In the years of rapid economic growth following the protest movements of the 1960s, artists and intellectuals in Japan searched for a means of direct impact on the whirlwind of historical and cultural transformations of their time. Yet while the artists often called for such “direct” encounter, their works complicate this ideal with practices of interruption, self-reflexive mimesis, and temporal discontinuity. In an era known for idealism and activism, some of the most cherished ideals—intimacy between subjects, authenticity, a sense of home—are limitlessly desired yet always just out of reach.

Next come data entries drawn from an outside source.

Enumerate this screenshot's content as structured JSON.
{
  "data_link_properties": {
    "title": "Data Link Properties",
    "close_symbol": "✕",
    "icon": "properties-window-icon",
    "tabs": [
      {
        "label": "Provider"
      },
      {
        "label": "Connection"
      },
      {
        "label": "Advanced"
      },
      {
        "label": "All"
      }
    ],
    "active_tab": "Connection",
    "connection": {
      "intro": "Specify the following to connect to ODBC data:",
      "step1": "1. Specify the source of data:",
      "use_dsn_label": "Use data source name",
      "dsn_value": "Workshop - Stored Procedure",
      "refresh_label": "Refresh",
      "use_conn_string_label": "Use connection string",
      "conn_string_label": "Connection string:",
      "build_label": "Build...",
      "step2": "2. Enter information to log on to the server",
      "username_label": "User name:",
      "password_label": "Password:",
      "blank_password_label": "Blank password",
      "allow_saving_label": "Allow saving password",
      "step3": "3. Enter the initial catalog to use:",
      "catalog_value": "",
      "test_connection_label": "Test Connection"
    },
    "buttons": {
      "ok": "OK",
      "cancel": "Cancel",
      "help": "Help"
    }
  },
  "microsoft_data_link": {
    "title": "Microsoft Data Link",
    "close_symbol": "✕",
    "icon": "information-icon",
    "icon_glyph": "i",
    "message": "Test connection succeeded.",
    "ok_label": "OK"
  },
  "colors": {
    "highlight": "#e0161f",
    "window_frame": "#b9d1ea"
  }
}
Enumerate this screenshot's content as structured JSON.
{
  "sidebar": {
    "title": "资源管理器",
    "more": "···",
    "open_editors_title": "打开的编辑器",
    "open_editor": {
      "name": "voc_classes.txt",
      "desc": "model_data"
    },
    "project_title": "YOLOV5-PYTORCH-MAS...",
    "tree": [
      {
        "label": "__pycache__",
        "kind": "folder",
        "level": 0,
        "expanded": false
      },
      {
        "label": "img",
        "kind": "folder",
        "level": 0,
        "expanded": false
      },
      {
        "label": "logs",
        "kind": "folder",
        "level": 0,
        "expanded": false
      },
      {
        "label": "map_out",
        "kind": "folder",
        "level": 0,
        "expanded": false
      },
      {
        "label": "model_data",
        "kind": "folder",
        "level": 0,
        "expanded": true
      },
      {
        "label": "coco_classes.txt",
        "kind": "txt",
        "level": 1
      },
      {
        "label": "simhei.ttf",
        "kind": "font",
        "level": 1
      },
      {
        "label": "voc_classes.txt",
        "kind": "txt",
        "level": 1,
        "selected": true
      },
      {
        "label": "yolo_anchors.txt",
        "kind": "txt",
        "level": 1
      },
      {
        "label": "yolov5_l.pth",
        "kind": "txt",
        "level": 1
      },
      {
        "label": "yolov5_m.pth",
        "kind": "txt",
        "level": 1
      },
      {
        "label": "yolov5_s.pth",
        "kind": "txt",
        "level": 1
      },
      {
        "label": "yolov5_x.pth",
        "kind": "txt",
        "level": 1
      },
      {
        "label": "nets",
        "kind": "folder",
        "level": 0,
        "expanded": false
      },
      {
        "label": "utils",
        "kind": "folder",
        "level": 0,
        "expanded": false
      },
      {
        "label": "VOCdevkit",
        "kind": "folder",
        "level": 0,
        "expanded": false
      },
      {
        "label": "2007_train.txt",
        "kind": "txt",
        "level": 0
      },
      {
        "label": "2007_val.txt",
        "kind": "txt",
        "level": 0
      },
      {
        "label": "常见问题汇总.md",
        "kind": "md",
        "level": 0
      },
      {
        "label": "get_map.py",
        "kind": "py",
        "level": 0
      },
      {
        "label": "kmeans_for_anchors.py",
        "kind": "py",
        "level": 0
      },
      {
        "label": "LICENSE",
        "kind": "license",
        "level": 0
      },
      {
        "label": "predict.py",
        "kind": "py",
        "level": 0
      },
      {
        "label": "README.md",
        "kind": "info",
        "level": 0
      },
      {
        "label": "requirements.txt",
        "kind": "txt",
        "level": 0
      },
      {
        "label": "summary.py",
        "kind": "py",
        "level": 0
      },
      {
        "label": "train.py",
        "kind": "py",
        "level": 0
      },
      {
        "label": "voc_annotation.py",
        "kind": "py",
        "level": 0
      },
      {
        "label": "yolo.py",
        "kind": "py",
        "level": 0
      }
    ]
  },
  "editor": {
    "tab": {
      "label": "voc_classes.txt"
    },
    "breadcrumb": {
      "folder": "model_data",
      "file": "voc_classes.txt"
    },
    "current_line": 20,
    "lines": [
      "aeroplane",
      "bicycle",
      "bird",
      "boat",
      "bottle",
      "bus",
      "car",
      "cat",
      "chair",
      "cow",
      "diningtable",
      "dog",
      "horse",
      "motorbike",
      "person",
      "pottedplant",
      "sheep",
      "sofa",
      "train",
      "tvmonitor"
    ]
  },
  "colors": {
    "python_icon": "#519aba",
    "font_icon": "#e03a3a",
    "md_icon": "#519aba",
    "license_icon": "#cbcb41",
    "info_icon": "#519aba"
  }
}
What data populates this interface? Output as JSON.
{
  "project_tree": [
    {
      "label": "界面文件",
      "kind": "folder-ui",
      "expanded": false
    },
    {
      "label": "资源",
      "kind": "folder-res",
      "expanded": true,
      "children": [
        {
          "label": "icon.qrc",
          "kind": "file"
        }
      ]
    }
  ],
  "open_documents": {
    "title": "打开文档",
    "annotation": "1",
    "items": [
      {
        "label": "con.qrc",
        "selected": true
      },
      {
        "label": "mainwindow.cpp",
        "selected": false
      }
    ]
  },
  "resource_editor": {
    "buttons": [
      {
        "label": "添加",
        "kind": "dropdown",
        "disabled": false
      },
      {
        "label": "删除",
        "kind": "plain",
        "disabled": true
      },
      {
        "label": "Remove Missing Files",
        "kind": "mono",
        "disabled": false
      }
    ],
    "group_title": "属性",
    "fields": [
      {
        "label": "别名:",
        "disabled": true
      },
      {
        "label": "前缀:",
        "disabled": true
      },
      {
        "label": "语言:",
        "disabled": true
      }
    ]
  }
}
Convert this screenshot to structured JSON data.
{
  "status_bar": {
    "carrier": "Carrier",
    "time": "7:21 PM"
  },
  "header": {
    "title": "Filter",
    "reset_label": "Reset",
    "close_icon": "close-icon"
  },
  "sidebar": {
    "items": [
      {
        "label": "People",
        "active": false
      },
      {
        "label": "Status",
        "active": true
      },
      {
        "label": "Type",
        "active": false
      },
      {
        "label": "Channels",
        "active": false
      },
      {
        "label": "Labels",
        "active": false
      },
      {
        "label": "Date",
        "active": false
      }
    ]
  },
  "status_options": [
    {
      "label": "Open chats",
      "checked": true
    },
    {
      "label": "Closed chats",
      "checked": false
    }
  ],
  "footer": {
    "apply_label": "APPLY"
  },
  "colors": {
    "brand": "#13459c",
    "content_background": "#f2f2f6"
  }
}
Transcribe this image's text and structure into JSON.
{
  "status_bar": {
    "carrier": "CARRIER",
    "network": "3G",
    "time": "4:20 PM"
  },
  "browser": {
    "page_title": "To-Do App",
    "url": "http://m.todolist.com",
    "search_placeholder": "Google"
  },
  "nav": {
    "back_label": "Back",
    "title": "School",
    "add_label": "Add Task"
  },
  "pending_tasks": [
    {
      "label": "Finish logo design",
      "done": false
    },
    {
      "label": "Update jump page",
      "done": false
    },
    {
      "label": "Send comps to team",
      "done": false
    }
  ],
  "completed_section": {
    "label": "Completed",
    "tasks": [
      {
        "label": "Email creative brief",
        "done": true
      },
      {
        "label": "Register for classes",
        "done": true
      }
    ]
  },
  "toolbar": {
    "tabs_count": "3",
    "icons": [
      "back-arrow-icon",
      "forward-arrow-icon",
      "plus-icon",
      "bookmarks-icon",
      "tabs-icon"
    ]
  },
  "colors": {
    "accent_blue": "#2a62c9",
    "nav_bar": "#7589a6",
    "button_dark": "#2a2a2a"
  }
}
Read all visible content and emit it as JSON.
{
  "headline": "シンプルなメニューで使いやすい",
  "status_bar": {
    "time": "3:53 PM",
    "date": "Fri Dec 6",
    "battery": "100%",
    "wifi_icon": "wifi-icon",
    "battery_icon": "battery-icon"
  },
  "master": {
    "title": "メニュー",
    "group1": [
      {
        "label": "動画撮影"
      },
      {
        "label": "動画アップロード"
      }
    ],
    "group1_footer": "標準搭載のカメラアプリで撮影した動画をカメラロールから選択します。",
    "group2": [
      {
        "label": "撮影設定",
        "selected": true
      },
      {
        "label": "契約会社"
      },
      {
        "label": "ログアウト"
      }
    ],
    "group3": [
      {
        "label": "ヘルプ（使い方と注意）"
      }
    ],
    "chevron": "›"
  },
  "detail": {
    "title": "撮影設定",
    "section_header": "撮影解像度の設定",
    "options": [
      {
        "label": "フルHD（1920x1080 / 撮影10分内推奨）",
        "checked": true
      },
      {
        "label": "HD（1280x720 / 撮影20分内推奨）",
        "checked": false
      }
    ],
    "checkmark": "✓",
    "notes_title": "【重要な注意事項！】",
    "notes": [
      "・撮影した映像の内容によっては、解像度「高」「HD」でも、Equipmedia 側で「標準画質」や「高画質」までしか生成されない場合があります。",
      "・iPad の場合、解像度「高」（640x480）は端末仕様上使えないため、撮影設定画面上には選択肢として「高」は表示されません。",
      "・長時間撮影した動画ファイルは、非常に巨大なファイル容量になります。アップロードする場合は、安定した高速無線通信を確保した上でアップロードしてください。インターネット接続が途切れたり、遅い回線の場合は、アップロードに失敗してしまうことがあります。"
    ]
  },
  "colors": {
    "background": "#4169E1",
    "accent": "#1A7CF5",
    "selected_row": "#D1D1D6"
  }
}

In this book, Miryam Sas explores the theoretical and cultural implications of experimental arts in a range of media. Casting light on important moments in the arts from the 1960s to the early 1980s, this study focuses first on underground (post-shingeki) theater and then on related works of experimental film and video, buto dance, and photography. Emphasizing the complex and sophisticated theoretical grounding of these artists through their works, practices, and writings, this book also locates Japanese experimental arts in an extensive, sustained dialogue with key issues of contemporary critical theory.